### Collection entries
::::::

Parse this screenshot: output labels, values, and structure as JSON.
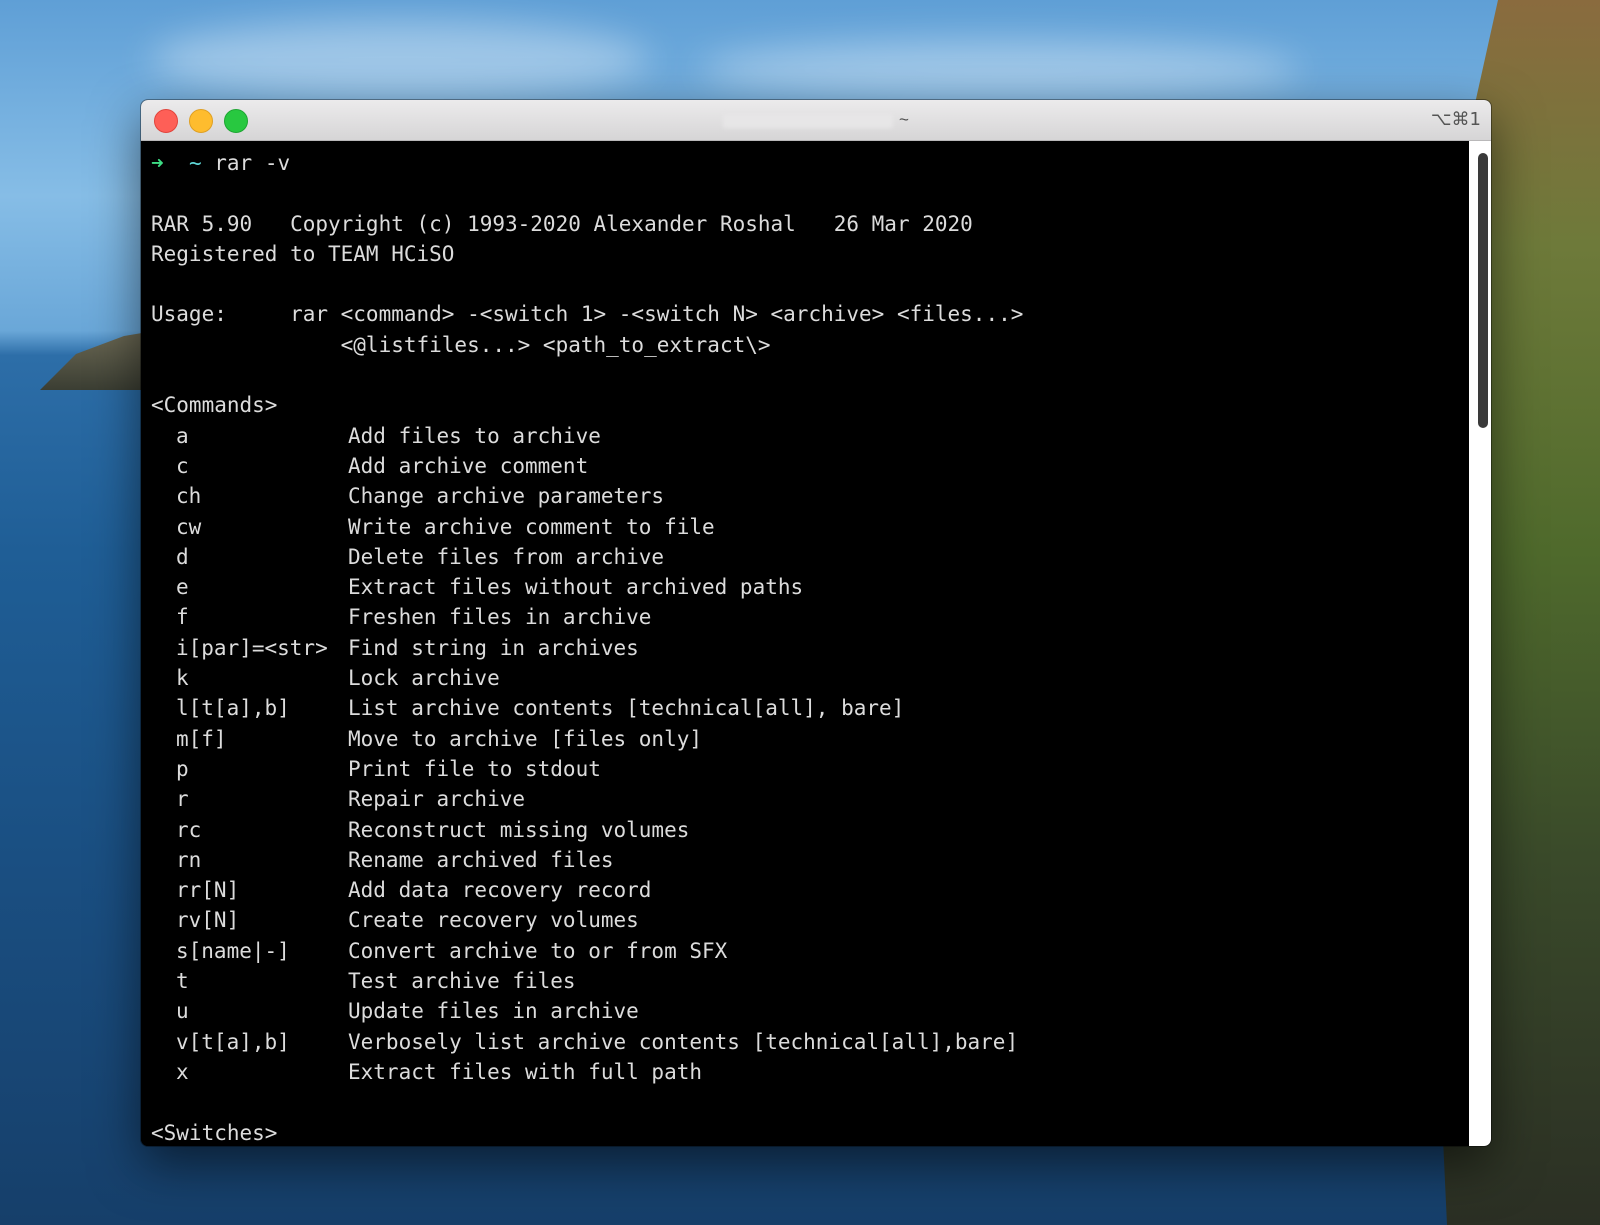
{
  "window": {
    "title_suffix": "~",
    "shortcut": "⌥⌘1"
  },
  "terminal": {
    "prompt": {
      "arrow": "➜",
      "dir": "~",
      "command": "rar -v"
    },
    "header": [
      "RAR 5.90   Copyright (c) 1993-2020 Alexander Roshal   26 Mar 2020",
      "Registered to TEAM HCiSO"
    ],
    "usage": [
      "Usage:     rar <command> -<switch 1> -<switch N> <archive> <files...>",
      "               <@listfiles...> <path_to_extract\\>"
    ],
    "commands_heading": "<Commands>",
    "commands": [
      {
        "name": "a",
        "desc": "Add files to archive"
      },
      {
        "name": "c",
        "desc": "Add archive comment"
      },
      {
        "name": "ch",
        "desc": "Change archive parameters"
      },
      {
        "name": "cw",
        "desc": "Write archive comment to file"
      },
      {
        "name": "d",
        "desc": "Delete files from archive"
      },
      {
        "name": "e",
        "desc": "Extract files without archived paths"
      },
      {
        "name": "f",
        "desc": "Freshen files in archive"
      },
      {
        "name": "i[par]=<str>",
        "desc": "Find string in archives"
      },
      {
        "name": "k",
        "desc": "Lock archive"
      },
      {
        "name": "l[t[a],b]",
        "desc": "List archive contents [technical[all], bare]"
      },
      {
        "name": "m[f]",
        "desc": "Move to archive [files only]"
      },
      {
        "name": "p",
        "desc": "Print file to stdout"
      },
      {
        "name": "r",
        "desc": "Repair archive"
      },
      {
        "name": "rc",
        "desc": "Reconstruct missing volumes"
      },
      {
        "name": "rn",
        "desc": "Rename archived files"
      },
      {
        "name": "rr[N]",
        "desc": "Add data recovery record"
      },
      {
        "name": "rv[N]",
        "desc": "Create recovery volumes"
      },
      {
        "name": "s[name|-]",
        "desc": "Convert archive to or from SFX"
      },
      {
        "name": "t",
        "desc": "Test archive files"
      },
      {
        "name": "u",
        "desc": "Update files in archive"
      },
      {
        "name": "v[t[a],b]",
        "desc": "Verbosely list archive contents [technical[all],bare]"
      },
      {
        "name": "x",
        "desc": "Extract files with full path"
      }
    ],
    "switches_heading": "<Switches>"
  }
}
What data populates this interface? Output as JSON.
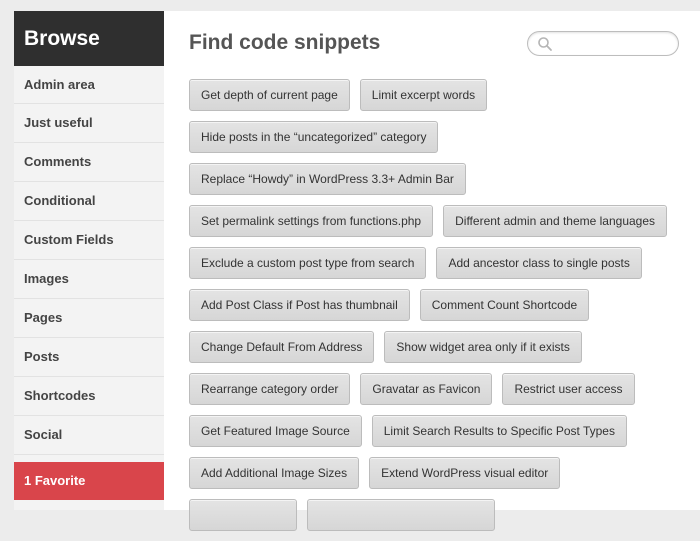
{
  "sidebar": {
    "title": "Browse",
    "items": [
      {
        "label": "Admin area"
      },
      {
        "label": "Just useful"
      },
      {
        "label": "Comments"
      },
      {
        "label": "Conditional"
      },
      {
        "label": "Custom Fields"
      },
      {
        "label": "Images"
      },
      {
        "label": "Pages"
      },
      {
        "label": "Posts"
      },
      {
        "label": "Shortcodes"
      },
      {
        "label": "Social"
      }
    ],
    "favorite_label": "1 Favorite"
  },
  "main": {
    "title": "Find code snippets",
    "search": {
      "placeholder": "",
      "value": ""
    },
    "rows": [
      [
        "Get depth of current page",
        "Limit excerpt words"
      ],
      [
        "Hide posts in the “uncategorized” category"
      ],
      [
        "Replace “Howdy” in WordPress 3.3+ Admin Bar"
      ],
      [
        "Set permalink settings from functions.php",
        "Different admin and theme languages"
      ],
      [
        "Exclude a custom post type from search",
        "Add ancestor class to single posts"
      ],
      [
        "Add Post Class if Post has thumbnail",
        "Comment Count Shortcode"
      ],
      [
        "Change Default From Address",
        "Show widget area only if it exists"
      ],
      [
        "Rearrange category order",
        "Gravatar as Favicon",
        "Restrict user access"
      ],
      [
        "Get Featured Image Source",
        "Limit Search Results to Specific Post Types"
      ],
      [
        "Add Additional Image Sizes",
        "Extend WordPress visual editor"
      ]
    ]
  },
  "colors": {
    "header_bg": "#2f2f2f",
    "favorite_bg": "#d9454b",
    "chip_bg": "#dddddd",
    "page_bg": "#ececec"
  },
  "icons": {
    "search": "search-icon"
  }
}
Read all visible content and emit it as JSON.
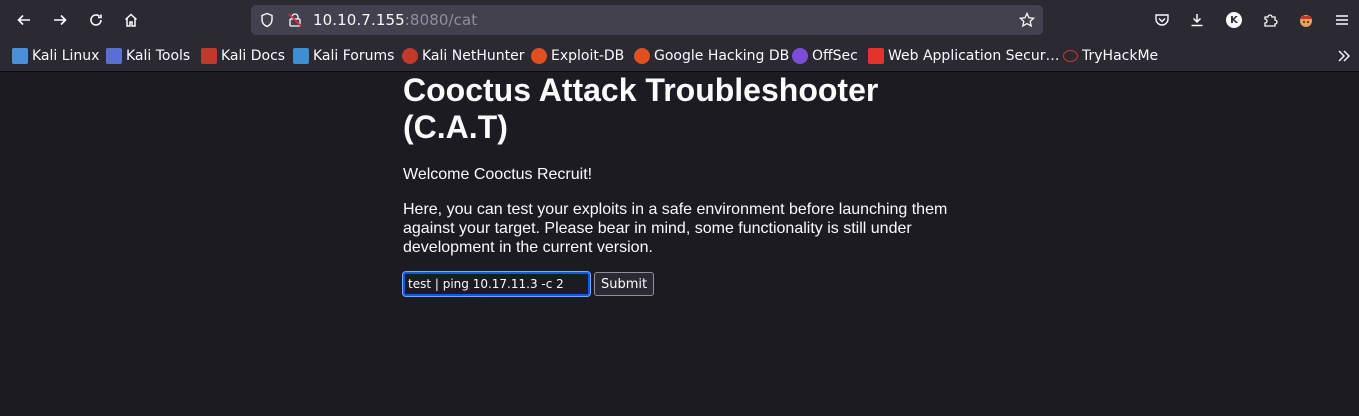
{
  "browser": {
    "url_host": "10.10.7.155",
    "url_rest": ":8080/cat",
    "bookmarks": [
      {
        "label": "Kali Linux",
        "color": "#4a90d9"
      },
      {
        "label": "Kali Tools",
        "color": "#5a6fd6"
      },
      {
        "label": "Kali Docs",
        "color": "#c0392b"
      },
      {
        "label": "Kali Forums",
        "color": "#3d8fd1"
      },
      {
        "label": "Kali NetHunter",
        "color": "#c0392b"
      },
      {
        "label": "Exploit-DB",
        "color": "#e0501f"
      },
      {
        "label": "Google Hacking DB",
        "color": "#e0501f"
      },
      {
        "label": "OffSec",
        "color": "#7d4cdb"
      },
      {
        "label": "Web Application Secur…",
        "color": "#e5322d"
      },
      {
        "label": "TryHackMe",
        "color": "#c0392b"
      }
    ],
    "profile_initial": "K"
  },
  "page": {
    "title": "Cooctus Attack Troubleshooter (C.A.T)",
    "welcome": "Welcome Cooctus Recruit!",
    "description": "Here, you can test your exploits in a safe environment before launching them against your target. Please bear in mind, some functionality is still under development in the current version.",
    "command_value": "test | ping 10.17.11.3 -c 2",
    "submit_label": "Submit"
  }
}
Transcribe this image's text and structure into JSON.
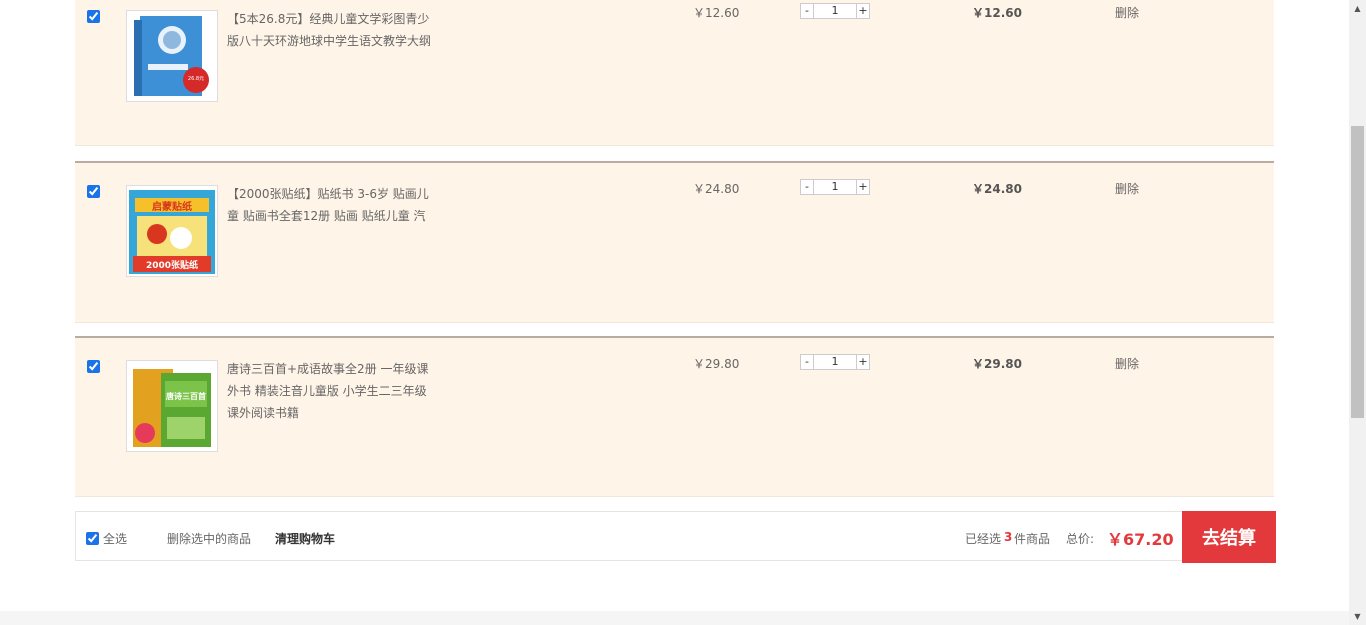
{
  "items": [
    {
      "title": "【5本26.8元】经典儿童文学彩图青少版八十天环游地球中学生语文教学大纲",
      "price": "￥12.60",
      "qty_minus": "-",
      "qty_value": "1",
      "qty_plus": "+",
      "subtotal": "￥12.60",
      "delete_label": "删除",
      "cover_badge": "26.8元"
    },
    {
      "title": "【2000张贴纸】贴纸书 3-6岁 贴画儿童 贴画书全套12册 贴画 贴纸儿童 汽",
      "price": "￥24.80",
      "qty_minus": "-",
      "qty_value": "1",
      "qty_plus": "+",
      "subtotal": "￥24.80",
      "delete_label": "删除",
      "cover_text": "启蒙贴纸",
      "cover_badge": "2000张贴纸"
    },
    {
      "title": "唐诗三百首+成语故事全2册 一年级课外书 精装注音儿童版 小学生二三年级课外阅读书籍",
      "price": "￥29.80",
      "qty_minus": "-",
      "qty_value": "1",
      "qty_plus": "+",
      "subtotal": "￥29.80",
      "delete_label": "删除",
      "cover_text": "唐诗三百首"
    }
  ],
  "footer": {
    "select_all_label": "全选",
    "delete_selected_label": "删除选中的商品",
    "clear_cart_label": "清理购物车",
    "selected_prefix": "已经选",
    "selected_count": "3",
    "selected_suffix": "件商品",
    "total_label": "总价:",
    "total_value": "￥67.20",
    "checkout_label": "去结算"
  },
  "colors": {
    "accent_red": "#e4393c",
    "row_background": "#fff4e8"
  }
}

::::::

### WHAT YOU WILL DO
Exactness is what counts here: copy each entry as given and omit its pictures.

### REPLY
Parse this screenshot: output labels, values, and structure as JSON.
{
  "window": {
    "title_suffix": "~",
    "shortcut": "⌥⌘1"
  },
  "terminal": {
    "prompt": {
      "arrow": "➜",
      "dir": "~",
      "command": "rar -v"
    },
    "header": [
      "RAR 5.90   Copyright (c) 1993-2020 Alexander Roshal   26 Mar 2020",
      "Registered to TEAM HCiSO"
    ],
    "usage": [
      "Usage:     rar <command> -<switch 1> -<switch N> <archive> <files...>",
      "               <@listfiles...> <path_to_extract\\>"
    ],
    "commands_heading": "<Commands>",
    "commands": [
      {
        "name": "a",
        "desc": "Add files to archive"
      },
      {
        "name": "c",
        "desc": "Add archive comment"
      },
      {
        "name": "ch",
        "desc": "Change archive parameters"
      },
      {
        "name": "cw",
        "desc": "Write archive comment to file"
      },
      {
        "name": "d",
        "desc": "Delete files from archive"
      },
      {
        "name": "e",
        "desc": "Extract files without archived paths"
      },
      {
        "name": "f",
        "desc": "Freshen files in archive"
      },
      {
        "name": "i[par]=<str>",
        "desc": "Find string in archives"
      },
      {
        "name": "k",
        "desc": "Lock archive"
      },
      {
        "name": "l[t[a],b]",
        "desc": "List archive contents [technical[all], bare]"
      },
      {
        "name": "m[f]",
        "desc": "Move to archive [files only]"
      },
      {
        "name": "p",
        "desc": "Print file to stdout"
      },
      {
        "name": "r",
        "desc": "Repair archive"
      },
      {
        "name": "rc",
        "desc": "Reconstruct missing volumes"
      },
      {
        "name": "rn",
        "desc": "Rename archived files"
      },
      {
        "name": "rr[N]",
        "desc": "Add data recovery record"
      },
      {
        "name": "rv[N]",
        "desc": "Create recovery volumes"
      },
      {
        "name": "s[name|-]",
        "desc": "Convert archive to or from SFX"
      },
      {
        "name": "t",
        "desc": "Test archive files"
      },
      {
        "name": "u",
        "desc": "Update files in archive"
      },
      {
        "name": "v[t[a],b]",
        "desc": "Verbosely list archive contents [technical[all],bare]"
      },
      {
        "name": "x",
        "desc": "Extract files with full path"
      }
    ],
    "switches_heading": "<Switches>"
  }
}
What data populates this interface? Output as JSON.
{
  "sidebar": {
    "title": "Browse",
    "items": [
      {
        "label": "Admin area"
      },
      {
        "label": "Just useful"
      },
      {
        "label": "Comments"
      },
      {
        "label": "Conditional"
      },
      {
        "label": "Custom Fields"
      },
      {
        "label": "Images"
      },
      {
        "label": "Pages"
      },
      {
        "label": "Posts"
      },
      {
        "label": "Shortcodes"
      },
      {
        "label": "Social"
      }
    ],
    "favorite_label": "1 Favorite"
  },
  "main": {
    "title": "Find code snippets",
    "search": {
      "placeholder": "",
      "value": ""
    },
    "rows": [
      [
        "Get depth of current page",
        "Limit excerpt words"
      ],
      [
        "Hide posts in the “uncategorized” category"
      ],
      [
        "Replace “Howdy” in WordPress 3.3+ Admin Bar"
      ],
      [
        "Set permalink settings from functions.php",
        "Different admin and theme languages"
      ],
      [
        "Exclude a custom post type from search",
        "Add ancestor class to single posts"
      ],
      [
        "Add Post Class if Post has thumbnail",
        "Comment Count Shortcode"
      ],
      [
        "Change Default From Address",
        "Show widget area only if it exists"
      ],
      [
        "Rearrange category order",
        "Gravatar as Favicon",
        "Restrict user access"
      ],
      [
        "Get Featured Image Source",
        "Limit Search Results to Specific Post Types"
      ],
      [
        "Add Additional Image Sizes",
        "Extend WordPress visual editor"
      ]
    ]
  },
  "colors": {
    "header_bg": "#2f2f2f",
    "favorite_bg": "#d9454b",
    "chip_bg": "#dddddd",
    "page_bg": "#ececec"
  },
  "icons": {
    "search": "search-icon"
  }
}
Read all visible content and emit it as JSON.
{
  "browser": {
    "url_host": "10.10.7.155",
    "url_rest": ":8080/cat",
    "bookmarks": [
      {
        "label": "Kali Linux",
        "color": "#4a90d9"
      },
      {
        "label": "Kali Tools",
        "color": "#5a6fd6"
      },
      {
        "label": "Kali Docs",
        "color": "#c0392b"
      },
      {
        "label": "Kali Forums",
        "color": "#3d8fd1"
      },
      {
        "label": "Kali NetHunter",
        "color": "#c0392b"
      },
      {
        "label": "Exploit-DB",
        "color": "#e0501f"
      },
      {
        "label": "Google Hacking DB",
        "color": "#e0501f"
      },
      {
        "label": "OffSec",
        "color": "#7d4cdb"
      },
      {
        "label": "Web Application Secur…",
        "color": "#e5322d"
      },
      {
        "label": "TryHackMe",
        "color": "#c0392b"
      }
    ],
    "profile_initial": "K"
  },
  "page": {
    "title": "Cooctus Attack Troubleshooter (C.A.T)",
    "welcome": "Welcome Cooctus Recruit!",
    "description": "Here, you can test your exploits in a safe environment before launching them against your target. Please bear in mind, some functionality is still under development in the current version.",
    "command_value": "test | ping 10.17.11.3 -c 2",
    "submit_label": "Submit"
  }
}
Transcribe this image's text and structure into JSON.
{
  "items": [
    {
      "title": "【5本26.8元】经典儿童文学彩图青少版八十天环游地球中学生语文教学大纲",
      "price": "￥12.60",
      "qty_minus": "-",
      "qty_value": "1",
      "qty_plus": "+",
      "subtotal": "￥12.60",
      "delete_label": "删除",
      "cover_badge": "26.8元"
    },
    {
      "title": "【2000张贴纸】贴纸书 3-6岁 贴画儿童 贴画书全套12册 贴画 贴纸儿童 汽",
      "price": "￥24.80",
      "qty_minus": "-",
      "qty_value": "1",
      "qty_plus": "+",
      "subtotal": "￥24.80",
      "delete_label": "删除",
      "cover_text": "启蒙贴纸",
      "cover_badge": "2000张贴纸"
    },
    {
      "title": "唐诗三百首+成语故事全2册 一年级课外书 精装注音儿童版 小学生二三年级课外阅读书籍",
      "price": "￥29.80",
      "qty_minus": "-",
      "qty_value": "1",
      "qty_plus": "+",
      "subtotal": "￥29.80",
      "delete_label": "删除",
      "cover_text": "唐诗三百首"
    }
  ],
  "footer": {
    "select_all_label": "全选",
    "delete_selected_label": "删除选中的商品",
    "clear_cart_label": "清理购物车",
    "selected_prefix": "已经选",
    "selected_count": "3",
    "selected_suffix": "件商品",
    "total_label": "总价:",
    "total_value": "￥67.20",
    "checkout_label": "去结算"
  },
  "colors": {
    "accent_red": "#e4393c",
    "row_background": "#fff4e8"
  }
}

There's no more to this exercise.